= Beginning of Section =

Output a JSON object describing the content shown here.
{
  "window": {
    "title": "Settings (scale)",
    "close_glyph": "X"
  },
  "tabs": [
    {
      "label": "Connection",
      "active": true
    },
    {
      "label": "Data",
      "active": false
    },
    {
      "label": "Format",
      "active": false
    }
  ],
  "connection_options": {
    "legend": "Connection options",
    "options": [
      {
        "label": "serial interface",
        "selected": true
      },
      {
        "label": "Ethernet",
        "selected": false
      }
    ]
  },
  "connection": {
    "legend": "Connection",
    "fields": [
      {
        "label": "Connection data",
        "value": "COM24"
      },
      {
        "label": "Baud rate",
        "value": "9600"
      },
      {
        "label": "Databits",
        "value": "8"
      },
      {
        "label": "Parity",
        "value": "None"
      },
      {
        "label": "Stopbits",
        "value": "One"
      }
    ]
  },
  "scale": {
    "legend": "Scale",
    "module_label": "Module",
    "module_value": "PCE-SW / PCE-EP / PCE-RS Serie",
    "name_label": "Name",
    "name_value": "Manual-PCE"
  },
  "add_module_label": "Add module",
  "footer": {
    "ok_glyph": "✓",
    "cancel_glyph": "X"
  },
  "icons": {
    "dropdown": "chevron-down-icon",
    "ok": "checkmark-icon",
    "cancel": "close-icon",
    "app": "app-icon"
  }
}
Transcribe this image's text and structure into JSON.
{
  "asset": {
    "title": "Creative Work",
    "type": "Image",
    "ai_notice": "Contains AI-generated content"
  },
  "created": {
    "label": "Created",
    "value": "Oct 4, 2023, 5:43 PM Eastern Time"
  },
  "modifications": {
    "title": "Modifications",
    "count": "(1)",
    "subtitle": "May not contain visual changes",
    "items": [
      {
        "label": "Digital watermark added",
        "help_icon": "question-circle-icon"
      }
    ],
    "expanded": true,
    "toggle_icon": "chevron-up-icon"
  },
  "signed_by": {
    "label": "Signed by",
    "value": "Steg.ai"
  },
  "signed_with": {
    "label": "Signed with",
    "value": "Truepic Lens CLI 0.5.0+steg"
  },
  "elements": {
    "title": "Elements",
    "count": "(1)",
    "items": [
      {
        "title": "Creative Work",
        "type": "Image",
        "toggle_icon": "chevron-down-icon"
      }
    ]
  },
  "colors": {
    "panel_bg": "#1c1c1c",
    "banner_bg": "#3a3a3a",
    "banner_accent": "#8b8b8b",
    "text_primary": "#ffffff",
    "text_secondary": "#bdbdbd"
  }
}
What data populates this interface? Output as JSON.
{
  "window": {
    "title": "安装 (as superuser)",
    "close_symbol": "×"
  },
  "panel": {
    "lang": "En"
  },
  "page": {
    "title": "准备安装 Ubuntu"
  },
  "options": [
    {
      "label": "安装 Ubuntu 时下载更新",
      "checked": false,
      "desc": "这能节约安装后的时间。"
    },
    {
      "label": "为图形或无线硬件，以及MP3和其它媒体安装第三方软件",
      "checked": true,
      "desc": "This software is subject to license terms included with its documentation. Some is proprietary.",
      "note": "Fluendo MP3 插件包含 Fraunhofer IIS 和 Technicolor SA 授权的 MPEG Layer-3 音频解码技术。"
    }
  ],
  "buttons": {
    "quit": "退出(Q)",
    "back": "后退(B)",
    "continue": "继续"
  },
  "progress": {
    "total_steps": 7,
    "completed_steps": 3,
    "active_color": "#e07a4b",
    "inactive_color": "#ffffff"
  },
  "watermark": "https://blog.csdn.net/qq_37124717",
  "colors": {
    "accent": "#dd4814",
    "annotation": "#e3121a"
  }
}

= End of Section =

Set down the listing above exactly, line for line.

EXERCISE OUTPUT →
Output a JSON object describing the content shown here.
{
  "window": {
    "title": "Settings (scale)",
    "close_glyph": "X"
  },
  "tabs": [
    {
      "label": "Connection",
      "active": true
    },
    {
      "label": "Data",
      "active": false
    },
    {
      "label": "Format",
      "active": false
    }
  ],
  "connection_options": {
    "legend": "Connection options",
    "options": [
      {
        "label": "serial interface",
        "selected": true
      },
      {
        "label": "Ethernet",
        "selected": false
      }
    ]
  },
  "connection": {
    "legend": "Connection",
    "fields": [
      {
        "label": "Connection data",
        "value": "COM24"
      },
      {
        "label": "Baud rate",
        "value": "9600"
      },
      {
        "label": "Databits",
        "value": "8"
      },
      {
        "label": "Parity",
        "value": "None"
      },
      {
        "label": "Stopbits",
        "value": "One"
      }
    ]
  },
  "scale": {
    "legend": "Scale",
    "module_label": "Module",
    "module_value": "PCE-SW / PCE-EP / PCE-RS Serie",
    "name_label": "Name",
    "name_value": "Manual-PCE"
  },
  "add_module_label": "Add module",
  "footer": {
    "ok_glyph": "✓",
    "cancel_glyph": "X"
  },
  "icons": {
    "dropdown": "chevron-down-icon",
    "ok": "checkmark-icon",
    "cancel": "close-icon",
    "app": "app-icon"
  }
}
Transcribe this image's text and structure into JSON.
{
  "asset": {
    "title": "Creative Work",
    "type": "Image",
    "ai_notice": "Contains AI-generated content"
  },
  "created": {
    "label": "Created",
    "value": "Oct 4, 2023, 5:43 PM Eastern Time"
  },
  "modifications": {
    "title": "Modifications",
    "count": "(1)",
    "subtitle": "May not contain visual changes",
    "items": [
      {
        "label": "Digital watermark added",
        "help_icon": "question-circle-icon"
      }
    ],
    "expanded": true,
    "toggle_icon": "chevron-up-icon"
  },
  "signed_by": {
    "label": "Signed by",
    "value": "Steg.ai"
  },
  "signed_with": {
    "label": "Signed with",
    "value": "Truepic Lens CLI 0.5.0+steg"
  },
  "elements": {
    "title": "Elements",
    "count": "(1)",
    "items": [
      {
        "title": "Creative Work",
        "type": "Image",
        "toggle_icon": "chevron-down-icon"
      }
    ]
  },
  "colors": {
    "panel_bg": "#1c1c1c",
    "banner_bg": "#3a3a3a",
    "banner_accent": "#8b8b8b",
    "text_primary": "#ffffff",
    "text_secondary": "#bdbdbd"
  }
}
What data populates this interface? Output as JSON.
{
  "window": {
    "title": "安装 (as superuser)",
    "close_symbol": "×"
  },
  "panel": {
    "lang": "En"
  },
  "page": {
    "title": "准备安装 Ubuntu"
  },
  "options": [
    {
      "label": "安装 Ubuntu 时下载更新",
      "checked": false,
      "desc": "这能节约安装后的时间。"
    },
    {
      "label": "为图形或无线硬件，以及MP3和其它媒体安装第三方软件",
      "checked": true,
      "desc": "This software is subject to license terms included with its documentation. Some is proprietary.",
      "note": "Fluendo MP3 插件包含 Fraunhofer IIS 和 Technicolor SA 授权的 MPEG Layer-3 音频解码技术。"
    }
  ],
  "buttons": {
    "quit": "退出(Q)",
    "back": "后退(B)",
    "continue": "继续"
  },
  "progress": {
    "total_steps": 7,
    "completed_steps": 3,
    "active_color": "#e07a4b",
    "inactive_color": "#ffffff"
  },
  "watermark": "https://blog.csdn.net/qq_37124717",
  "colors": {
    "accent": "#dd4814",
    "annotation": "#e3121a"
  }
}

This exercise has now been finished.